Scan the material for the word "this" and copy each line where it occurs.

Data for the task Block Start

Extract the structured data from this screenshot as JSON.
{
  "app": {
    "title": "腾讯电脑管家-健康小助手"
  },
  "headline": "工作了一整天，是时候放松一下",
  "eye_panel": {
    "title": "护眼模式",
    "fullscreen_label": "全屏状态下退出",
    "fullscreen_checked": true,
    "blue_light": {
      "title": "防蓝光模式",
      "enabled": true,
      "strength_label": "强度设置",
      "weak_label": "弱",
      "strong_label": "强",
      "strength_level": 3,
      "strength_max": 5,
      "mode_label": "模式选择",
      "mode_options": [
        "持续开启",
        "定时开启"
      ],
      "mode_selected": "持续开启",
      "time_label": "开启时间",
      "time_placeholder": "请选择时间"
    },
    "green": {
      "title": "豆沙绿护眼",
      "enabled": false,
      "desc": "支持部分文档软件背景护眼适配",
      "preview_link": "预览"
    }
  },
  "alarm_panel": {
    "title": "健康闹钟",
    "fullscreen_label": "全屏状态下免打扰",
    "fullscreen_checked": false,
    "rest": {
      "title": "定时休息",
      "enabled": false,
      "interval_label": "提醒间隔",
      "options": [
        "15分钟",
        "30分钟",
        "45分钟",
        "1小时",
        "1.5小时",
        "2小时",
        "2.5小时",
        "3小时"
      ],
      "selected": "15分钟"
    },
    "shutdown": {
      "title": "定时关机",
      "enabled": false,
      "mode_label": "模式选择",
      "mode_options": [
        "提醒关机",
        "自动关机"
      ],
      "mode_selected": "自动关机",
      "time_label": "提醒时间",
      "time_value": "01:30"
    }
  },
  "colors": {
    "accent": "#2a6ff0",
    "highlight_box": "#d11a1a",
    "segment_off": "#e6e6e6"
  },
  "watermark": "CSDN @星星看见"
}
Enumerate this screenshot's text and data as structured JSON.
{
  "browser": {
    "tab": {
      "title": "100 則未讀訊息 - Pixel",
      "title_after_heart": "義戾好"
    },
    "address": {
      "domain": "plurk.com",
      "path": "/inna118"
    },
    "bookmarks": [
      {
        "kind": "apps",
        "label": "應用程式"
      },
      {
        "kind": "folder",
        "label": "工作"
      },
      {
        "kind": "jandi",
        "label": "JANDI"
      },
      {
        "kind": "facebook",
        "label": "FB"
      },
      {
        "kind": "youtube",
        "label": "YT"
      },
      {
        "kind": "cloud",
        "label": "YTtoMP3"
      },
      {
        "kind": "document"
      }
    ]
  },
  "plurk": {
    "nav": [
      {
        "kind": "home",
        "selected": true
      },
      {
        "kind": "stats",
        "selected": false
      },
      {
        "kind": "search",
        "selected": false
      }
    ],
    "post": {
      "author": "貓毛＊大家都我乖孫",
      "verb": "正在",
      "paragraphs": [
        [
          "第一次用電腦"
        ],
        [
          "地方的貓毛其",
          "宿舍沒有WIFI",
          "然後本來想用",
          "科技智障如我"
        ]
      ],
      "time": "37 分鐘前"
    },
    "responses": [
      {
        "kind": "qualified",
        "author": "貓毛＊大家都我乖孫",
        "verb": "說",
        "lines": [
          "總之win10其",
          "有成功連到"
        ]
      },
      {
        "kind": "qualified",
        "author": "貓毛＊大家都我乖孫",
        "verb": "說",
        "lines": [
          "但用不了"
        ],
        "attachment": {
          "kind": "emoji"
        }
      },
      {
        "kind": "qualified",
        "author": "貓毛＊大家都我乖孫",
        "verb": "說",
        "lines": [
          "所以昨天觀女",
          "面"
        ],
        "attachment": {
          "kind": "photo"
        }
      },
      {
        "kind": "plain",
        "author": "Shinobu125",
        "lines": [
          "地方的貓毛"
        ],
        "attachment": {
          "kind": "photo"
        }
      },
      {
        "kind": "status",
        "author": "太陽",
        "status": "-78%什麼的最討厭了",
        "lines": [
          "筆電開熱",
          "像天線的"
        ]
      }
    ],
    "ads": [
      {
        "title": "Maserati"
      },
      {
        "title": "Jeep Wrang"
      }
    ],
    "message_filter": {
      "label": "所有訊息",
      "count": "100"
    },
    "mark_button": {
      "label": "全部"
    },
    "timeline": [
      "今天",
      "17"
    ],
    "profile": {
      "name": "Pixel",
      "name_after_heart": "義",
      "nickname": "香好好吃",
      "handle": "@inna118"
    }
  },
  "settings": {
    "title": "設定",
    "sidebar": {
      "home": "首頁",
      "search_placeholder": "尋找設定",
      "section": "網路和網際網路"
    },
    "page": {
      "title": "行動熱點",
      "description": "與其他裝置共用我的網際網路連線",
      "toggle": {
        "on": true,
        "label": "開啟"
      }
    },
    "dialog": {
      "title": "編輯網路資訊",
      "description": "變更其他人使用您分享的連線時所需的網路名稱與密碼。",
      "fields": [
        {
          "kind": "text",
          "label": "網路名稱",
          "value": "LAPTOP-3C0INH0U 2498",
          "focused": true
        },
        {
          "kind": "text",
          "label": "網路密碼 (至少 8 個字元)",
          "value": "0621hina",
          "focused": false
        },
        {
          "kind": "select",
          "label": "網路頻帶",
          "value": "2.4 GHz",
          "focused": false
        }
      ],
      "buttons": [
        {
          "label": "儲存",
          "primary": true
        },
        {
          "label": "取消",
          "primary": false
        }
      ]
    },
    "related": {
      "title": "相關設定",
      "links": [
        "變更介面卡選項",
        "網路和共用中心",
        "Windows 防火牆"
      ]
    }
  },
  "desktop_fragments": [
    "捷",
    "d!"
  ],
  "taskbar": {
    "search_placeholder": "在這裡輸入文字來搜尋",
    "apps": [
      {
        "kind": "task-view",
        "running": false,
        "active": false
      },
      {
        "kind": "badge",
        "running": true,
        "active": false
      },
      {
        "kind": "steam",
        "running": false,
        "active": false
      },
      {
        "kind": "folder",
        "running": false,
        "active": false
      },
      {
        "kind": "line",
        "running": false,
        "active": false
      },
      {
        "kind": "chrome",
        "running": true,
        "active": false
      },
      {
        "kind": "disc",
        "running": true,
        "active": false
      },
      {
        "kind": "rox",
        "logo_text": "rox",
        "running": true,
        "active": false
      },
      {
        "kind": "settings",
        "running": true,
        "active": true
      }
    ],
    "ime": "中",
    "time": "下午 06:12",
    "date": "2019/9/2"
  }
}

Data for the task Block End

**Output of the exercise:**
Extract the structured data from this screenshot as JSON.
Enumerate this screenshot's text and data as structured JSON.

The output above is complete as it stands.